#### [Assignment]
Below are records to be output exactly, every one of them.

Record extracts START

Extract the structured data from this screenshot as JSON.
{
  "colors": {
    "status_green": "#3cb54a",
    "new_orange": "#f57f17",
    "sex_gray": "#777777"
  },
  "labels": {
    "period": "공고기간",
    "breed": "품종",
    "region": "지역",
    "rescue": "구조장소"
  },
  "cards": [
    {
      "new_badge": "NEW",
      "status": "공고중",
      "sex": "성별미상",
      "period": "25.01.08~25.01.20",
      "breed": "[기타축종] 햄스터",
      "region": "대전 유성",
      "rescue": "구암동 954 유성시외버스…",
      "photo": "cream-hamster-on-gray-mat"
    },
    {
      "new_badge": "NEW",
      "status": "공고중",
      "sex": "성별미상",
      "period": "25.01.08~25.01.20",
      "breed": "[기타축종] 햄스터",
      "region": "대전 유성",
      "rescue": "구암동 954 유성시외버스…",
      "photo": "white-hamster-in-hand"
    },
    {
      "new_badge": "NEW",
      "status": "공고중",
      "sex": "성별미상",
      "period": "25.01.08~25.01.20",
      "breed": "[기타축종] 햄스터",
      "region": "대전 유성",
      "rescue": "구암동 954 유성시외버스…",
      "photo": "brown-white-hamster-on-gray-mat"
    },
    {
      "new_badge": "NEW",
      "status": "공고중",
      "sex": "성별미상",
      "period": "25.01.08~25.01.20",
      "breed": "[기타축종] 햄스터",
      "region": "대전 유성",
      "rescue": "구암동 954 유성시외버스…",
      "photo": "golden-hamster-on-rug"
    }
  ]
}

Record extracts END

#### [Solution to the problem]
Extract the structured data from this screenshot as JSON.
{
  "colors": {
    "status_green": "#3cb54a",
    "new_orange": "#f57f17",
    "sex_gray": "#777777"
  },
  "labels": {
    "period": "공고기간",
    "breed": "품종",
    "region": "지역",
    "rescue": "구조장소"
  },
  "cards": [
    {
      "new_badge": "NEW",
      "status": "공고중",
      "sex": "성별미상",
      "period": "25.01.08~25.01.20",
      "breed": "[기타축종] 햄스터",
      "region": "대전 유성",
      "rescue": "구암동 954 유성시외버스…",
      "photo": "cream-hamster-on-gray-mat"
    },
    {
      "new_badge": "NEW",
      "status": "공고중",
      "sex": "성별미상",
      "period": "25.01.08~25.01.20",
      "breed": "[기타축종] 햄스터",
      "region": "대전 유성",
      "rescue": "구암동 954 유성시외버스…",
      "photo": "white-hamster-in-hand"
    },
    {
      "new_badge": "NEW",
      "status": "공고중",
      "sex": "성별미상",
      "period": "25.01.08~25.01.20",
      "breed": "[기타축종] 햄스터",
      "region": "대전 유성",
      "rescue": "구암동 954 유성시외버스…",
      "photo": "brown-white-hamster-on-gray-mat"
    },
    {
      "new_badge": "NEW",
      "status": "공고중",
      "sex": "성별미상",
      "period": "25.01.08~25.01.20",
      "breed": "[기타축종] 햄스터",
      "region": "대전 유성",
      "rescue": "구암동 954 유성시외버스…",
      "photo": "golden-hamster-on-rug"
    }
  ]
}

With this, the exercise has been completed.